◆ ASSIGNMENT
Return all lines from the entries below in which the word "Password" is present.

____ INFORMATION SHOWN

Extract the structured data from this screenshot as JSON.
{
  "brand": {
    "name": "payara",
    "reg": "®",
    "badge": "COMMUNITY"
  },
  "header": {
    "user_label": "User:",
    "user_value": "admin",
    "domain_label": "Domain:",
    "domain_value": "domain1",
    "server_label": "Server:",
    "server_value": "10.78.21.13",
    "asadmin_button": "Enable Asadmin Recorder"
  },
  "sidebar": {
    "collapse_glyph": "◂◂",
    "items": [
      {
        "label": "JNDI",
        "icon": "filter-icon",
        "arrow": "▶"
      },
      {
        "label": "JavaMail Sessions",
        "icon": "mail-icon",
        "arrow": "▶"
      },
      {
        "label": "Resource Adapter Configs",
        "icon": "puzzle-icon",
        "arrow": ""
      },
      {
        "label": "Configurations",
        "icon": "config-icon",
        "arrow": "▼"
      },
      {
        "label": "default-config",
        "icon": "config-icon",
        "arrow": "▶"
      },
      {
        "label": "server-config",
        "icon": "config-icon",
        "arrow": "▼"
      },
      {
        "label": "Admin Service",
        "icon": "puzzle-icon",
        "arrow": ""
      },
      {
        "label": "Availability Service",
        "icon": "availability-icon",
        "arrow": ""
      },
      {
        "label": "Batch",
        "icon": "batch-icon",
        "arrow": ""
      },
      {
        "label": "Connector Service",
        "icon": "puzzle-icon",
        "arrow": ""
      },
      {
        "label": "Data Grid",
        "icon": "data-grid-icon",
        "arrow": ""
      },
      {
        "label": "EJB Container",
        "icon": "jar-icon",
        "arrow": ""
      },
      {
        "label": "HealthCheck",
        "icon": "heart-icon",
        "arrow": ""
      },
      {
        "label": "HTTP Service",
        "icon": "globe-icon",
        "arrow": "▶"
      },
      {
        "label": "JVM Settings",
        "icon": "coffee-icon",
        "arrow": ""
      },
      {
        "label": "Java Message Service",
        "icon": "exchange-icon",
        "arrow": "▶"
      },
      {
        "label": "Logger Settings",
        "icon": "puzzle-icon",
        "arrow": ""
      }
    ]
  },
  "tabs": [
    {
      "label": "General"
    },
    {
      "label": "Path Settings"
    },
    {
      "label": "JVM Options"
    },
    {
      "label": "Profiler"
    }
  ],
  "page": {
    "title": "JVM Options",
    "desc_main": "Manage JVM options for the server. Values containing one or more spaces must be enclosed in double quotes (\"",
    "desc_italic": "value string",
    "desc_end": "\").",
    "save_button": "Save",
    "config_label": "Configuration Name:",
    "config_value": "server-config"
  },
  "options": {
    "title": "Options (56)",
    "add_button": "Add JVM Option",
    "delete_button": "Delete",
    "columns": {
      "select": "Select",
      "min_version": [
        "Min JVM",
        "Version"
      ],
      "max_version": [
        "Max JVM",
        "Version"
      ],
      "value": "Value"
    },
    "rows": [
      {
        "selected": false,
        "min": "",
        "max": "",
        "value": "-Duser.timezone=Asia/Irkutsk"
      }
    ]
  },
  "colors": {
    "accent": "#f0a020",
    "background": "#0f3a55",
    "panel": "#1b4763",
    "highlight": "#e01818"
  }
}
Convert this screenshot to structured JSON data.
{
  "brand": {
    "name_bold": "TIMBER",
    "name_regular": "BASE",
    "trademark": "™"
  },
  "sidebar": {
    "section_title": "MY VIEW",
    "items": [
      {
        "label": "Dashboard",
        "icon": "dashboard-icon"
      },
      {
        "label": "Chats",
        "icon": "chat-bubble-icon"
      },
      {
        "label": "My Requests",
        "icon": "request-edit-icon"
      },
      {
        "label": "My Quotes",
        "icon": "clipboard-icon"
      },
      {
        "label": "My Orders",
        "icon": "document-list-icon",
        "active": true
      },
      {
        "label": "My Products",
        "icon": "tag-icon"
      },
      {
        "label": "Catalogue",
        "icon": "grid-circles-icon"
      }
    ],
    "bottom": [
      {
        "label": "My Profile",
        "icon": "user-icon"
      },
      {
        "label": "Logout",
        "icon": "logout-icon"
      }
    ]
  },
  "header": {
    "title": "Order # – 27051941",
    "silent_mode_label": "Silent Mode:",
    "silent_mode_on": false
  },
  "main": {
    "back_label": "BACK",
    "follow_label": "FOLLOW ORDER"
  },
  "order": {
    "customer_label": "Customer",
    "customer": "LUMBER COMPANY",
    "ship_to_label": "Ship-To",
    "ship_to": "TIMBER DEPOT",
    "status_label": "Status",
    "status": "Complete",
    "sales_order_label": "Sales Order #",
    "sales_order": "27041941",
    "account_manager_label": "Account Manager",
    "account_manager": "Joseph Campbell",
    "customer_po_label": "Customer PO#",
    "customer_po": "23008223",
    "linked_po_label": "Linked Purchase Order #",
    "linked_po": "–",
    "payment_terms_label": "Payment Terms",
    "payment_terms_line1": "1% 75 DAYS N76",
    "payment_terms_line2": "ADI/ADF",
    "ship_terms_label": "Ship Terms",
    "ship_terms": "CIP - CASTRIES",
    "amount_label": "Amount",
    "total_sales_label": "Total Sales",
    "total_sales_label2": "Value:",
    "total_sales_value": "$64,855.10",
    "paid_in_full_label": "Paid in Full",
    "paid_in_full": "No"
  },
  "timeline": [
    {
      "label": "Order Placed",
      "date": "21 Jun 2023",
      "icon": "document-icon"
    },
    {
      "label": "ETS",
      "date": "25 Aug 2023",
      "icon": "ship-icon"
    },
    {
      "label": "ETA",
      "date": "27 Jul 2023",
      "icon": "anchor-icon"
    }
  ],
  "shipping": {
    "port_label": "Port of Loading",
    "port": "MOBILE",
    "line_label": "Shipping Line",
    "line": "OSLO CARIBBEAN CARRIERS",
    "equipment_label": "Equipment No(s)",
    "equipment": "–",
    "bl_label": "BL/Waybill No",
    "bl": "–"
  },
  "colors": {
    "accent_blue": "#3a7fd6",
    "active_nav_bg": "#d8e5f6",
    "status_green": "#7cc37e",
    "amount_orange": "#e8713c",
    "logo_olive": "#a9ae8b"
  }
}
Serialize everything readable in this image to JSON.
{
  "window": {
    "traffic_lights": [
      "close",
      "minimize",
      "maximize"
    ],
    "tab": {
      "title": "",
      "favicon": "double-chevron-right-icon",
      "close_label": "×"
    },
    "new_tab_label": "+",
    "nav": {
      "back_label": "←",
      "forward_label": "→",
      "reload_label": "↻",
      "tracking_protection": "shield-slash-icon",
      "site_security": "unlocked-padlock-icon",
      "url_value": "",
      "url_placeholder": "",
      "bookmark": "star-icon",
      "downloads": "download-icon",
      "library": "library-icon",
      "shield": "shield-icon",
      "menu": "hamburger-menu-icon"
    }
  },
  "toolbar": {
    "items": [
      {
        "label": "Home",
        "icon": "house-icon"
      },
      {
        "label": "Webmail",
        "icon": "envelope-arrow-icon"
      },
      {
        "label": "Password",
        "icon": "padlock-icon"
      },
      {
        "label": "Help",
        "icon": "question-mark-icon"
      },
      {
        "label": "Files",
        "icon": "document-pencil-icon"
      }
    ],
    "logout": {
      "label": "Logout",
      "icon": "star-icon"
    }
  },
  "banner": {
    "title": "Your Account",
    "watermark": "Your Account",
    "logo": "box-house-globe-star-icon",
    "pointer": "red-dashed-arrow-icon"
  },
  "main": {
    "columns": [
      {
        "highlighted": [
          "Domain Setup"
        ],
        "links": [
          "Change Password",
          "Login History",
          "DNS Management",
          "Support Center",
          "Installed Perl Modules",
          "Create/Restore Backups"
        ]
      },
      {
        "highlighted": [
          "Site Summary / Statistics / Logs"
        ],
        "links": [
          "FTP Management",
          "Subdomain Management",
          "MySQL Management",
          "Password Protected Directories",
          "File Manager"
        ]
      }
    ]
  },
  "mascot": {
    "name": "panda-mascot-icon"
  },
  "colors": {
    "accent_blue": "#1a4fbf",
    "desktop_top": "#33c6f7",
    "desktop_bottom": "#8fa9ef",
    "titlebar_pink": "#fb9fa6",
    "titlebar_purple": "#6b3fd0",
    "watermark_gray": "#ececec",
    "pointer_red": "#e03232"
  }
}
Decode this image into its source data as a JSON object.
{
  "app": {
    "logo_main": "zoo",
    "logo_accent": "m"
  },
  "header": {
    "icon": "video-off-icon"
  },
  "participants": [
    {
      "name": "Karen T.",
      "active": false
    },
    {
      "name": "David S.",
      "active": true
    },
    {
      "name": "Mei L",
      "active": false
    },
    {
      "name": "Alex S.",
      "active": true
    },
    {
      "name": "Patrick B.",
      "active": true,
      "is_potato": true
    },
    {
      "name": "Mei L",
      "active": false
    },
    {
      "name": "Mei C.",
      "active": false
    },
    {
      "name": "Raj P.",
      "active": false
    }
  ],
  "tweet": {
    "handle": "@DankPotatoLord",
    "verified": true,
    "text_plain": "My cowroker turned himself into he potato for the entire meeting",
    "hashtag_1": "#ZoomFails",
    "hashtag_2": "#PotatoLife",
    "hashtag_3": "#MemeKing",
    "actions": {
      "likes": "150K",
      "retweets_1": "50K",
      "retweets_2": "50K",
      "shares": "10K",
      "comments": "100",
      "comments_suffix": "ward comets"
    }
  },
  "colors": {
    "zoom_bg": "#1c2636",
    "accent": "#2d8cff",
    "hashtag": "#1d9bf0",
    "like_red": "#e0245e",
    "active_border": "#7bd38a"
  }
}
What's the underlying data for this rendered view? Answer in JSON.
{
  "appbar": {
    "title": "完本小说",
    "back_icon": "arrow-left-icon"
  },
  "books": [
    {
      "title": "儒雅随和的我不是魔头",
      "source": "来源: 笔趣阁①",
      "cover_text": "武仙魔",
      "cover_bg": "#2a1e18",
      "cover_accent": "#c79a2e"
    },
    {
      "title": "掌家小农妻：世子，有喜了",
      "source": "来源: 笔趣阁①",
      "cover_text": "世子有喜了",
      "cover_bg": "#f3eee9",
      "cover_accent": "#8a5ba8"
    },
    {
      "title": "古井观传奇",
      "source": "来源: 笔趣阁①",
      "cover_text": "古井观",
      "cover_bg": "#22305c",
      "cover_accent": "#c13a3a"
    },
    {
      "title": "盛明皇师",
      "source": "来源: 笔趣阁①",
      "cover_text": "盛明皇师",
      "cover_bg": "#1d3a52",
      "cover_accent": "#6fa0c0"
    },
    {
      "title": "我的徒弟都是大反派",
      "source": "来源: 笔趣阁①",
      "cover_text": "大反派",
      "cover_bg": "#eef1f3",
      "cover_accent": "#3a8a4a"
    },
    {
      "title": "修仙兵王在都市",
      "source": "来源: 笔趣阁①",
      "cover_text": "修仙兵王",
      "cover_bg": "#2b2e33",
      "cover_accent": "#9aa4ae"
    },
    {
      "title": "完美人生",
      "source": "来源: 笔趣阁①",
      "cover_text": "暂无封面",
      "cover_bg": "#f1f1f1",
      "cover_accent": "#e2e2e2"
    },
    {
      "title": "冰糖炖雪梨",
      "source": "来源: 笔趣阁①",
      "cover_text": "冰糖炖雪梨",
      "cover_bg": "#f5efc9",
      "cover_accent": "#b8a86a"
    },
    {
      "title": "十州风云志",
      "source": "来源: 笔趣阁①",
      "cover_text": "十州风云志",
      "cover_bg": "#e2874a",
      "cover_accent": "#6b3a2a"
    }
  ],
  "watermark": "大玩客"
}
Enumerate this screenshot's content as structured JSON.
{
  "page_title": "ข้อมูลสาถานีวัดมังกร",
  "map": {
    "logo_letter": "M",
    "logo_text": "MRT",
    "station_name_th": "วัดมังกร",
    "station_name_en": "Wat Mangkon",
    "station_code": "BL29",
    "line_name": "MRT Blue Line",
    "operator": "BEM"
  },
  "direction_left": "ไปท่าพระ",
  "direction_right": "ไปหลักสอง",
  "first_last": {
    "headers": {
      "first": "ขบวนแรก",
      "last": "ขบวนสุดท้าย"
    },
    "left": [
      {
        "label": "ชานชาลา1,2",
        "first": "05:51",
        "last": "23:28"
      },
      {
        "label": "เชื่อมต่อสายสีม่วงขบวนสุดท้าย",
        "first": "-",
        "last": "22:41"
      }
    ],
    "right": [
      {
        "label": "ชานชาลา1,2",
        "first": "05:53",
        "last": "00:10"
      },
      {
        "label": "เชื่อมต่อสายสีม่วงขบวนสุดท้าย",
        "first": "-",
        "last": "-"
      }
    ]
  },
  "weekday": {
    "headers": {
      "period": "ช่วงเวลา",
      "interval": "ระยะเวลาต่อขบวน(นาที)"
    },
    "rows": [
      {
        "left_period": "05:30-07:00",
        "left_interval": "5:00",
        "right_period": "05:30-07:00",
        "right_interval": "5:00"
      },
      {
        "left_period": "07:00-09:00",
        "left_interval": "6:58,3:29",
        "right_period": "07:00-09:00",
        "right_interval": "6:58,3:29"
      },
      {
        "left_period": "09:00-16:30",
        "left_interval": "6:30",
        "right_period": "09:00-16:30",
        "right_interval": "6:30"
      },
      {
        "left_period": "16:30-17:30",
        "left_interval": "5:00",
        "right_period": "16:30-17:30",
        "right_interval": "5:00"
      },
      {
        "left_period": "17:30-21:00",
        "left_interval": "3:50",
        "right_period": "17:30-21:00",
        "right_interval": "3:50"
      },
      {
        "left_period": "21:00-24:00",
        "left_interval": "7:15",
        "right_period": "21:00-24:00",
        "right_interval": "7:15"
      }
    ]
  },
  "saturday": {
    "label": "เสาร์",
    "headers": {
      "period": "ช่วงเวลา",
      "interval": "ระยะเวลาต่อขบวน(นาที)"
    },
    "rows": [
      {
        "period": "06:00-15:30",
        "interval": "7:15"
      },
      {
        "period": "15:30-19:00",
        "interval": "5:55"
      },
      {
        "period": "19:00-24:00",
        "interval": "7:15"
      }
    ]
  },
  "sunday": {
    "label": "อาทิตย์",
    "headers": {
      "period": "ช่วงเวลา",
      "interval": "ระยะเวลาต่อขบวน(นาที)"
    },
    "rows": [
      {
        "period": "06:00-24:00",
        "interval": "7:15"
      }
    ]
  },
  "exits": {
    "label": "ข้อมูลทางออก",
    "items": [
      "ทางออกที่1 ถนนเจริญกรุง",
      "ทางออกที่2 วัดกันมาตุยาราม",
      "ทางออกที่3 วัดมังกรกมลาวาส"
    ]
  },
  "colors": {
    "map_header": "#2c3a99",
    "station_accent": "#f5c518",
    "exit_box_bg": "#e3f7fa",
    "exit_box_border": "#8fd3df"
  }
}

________

◆ RESULT FOR THIS TASK
        "label": "Password",
          "Change Password",
          "Password Protected Directories",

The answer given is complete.